Last year, the American Heart Association (AHA) published a report that raised concerns about high occurrences of heart problems detected in many teenage girls. Based on a study conducted by researchers from the Emory University School of Medicine (EUSM) in Georgia, the report concluded that black girls and girls belonging to families with low income and lower education, ranging from ages 9 to 19, have demonstrated early decline in cardiovascular health.
An assistant professor of child pediatrics at EUSM named Dr. Holly Gooding, M.D. who also led the research study, reported that some teens and not a few adolescent girls suffer from weakened hearts in more ways than others. Their study showed that 20% of the girls who were subjects of the overall study began their pubescent stage with existing heart-related health problems.
The conclusion was that less than half of the adolescents gave healthy heart scores when compared with the ideal cardiovascular health score that a young girl must have. The considerations for the scoring was based on the seven factors that the American Heart Association calls “Life’s Simple 7”, while the girls were categorized as either ideal, intermediate or poor. For this purpose, the 7th factor “Healthy Blood Sugar level” was not included as a factor of AHA’s “Life’s Simple 7”:
1. Proper diet
2. Regular exercise
4. Healthy BMI (body mass index)
5. Healthy cholesterol level
6. Healthy blood pressure and;
7. Healthy blood sugar level
Dr. Gooding stated that teens should strive to be physically active and steer clear from smoking. Additionally, children of all ages should be able to eat and choose from various healthy foods.

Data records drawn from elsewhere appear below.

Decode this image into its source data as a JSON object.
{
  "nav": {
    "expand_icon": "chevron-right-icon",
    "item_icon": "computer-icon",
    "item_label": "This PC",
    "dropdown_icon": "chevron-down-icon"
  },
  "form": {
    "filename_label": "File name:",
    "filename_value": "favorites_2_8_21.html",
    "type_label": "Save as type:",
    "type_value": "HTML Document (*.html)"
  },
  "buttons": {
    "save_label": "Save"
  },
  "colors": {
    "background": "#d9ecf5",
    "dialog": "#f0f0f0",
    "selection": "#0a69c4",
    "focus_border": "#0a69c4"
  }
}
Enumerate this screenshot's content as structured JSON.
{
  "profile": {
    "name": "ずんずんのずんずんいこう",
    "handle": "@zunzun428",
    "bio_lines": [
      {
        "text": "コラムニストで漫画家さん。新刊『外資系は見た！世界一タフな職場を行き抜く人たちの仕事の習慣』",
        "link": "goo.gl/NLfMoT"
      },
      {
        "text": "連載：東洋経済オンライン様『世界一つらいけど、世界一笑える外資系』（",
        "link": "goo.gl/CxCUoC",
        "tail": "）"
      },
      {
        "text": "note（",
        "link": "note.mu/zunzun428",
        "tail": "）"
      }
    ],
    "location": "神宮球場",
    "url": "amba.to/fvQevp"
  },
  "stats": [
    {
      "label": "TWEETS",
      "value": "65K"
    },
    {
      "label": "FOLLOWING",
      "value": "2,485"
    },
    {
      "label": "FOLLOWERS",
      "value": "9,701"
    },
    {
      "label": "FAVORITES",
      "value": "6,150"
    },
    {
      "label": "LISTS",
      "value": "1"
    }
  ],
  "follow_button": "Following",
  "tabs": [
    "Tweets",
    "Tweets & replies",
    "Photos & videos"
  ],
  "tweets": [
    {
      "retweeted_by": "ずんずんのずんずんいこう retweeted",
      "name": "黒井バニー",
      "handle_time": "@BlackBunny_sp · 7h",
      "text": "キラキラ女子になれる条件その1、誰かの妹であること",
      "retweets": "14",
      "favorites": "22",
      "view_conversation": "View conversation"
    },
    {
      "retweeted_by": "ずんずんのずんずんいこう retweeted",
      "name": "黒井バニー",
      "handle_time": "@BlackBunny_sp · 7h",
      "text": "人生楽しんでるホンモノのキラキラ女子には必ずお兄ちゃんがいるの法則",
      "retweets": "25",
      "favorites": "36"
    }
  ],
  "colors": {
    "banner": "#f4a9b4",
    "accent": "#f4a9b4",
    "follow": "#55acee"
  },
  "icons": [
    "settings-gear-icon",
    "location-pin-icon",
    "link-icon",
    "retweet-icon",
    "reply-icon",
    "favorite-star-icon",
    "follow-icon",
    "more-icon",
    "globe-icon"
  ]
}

Other predisposing factors that can lead to heart diseases from early childhood and adolescent stage include, smoking, alcohol intakes and child obesity.
According to data gathered by the EUSM researchers, dating from as far back as 2015, lack of regular exercise and obesity became common in children. They found out that almost 24 million children between ages 2 to 19 are suffering from obesity, while 15% of teens, the majority of whom, lacked physical activity.
How the Researchers Conducted the Study
The researchers from the university used data from the National Growth and Health Study, whilst financed by the National Heart, Lung, and Blood Institute. The data came from respondents comprising 1,200 black girls and 1,100 white girls who were enrolled between 1987 and 1998.
In the study, they recorded the time when the girls started their menstruation, and at the same time took into account feelings of depression and occurrence of teen pregnancy during their their investigations.
Social and Economic Conditions are Also Determinants According to AHA
Dr. Geetha Raghuveer, M.D., Ph.D., the subcommittee chair of AHA’s Atherosclerosis, Hypertension and Obesity in the Young said:
“I strongly believe that many of the cardiovascular disease risk factors arise from economic, social and racial disparities.” “All of which could begin in early life and therefore impact the lives of adolescent girls.”
While many may consider it too early to consider and discuss with their teens the possibility of heart problems and the risks they face, the fact that it can happen early in life is reason enough to talk to adolescent girls about the AHA’s Life’s Simple 7 steps in preserving one’s health.
When choosing gifts for our children, especially our young adolescent girls, it would be best to choose items that will engage them in some form of physical activity, or engage their mind in some educational yet entertaining challenges; such as those recommended by https://medium.com/@playtime/best-toys-gifts-for-14-year-old-girls-dfd59925b693 After all, when confronted with mental stressors like child obesity or teenage pregnancy, we as parents, should be the firsts to provide them the physical and mental support they need.